hmmlorientalia blog from Adam McCollum has a post up wherein he gives images and discussion of a 17th-century Syriac-Arabic lectionary that includes the Pericope Adulterae and a colophon in the margin saying that it does not appear in all the manuscripts known to the scribe but that he [the scribe] has translated it for readers. This is interesting because the passage does not occur in the earliest Syriac tradition (Old Syriac or Peshitta) at all to our knowledge. But, when it does occur in the Philoxeniana Syriac tradition (early sixth century CE) that Gwynn studied, it often includes little explanatory notes about the fact that some manuscripts have it, some don't, and who translated it from Greek into Syriac (Abbat Mar Paul). Around the same time, the Syriac Chronicle of Zacharias Rhetor (569 CE) has a similar statement (attributing translation to Bishop Moro/Mara, presumably the same as Abbat Mar Paul?? Anyone know?). For what it's worth, in the notes that specify the location of the passage in John's Gospel, John 7:53-8:11 is always the location, as they specify that the verse comes after John 7.52. The eastern languages tradition-history of the Pericope Adulterae is woefully understudied, despite Birdsall's efforts to publish some matieral on some 9th/10th-century Georgian manuscripts, which interestingly place the story after John 7:44.

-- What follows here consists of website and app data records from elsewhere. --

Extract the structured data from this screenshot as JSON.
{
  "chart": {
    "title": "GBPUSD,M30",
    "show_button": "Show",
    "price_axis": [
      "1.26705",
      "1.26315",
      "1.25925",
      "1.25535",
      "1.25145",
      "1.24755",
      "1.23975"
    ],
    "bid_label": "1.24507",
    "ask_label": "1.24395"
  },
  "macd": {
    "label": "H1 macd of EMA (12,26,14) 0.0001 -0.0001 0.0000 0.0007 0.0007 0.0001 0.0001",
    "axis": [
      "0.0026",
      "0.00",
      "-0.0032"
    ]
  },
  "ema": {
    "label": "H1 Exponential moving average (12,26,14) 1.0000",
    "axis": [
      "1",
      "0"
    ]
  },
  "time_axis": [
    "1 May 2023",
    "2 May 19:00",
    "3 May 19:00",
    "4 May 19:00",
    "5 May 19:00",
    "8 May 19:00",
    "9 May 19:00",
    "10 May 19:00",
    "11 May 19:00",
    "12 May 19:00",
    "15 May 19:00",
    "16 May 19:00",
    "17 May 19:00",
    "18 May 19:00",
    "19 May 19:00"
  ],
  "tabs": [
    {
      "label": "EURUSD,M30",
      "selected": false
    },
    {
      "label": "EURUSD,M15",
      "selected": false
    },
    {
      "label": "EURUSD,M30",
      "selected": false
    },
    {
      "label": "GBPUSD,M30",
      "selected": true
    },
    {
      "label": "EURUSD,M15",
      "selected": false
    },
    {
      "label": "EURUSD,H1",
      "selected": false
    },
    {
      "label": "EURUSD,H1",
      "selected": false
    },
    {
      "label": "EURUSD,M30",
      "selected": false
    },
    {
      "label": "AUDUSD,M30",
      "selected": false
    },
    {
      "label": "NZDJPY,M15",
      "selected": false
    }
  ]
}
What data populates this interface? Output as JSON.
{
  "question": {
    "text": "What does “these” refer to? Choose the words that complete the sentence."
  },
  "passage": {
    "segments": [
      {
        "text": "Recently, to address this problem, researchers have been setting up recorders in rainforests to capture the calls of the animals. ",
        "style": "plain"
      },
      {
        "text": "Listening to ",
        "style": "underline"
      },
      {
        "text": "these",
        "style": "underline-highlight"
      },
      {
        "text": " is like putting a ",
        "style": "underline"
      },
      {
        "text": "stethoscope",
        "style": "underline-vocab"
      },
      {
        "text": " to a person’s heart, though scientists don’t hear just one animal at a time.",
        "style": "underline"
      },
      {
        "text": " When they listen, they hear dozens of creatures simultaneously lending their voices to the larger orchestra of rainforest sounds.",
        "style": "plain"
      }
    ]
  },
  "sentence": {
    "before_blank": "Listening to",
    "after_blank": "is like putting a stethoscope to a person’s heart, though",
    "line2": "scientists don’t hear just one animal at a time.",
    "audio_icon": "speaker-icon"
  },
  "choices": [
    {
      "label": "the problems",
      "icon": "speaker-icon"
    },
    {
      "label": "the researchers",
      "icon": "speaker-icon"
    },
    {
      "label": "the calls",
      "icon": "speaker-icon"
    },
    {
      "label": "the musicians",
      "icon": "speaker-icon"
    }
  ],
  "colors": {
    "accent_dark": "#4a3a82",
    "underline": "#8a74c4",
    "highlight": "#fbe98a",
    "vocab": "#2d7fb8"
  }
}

HT to Anthony Le Donne for sending me the link to McCollum's blog.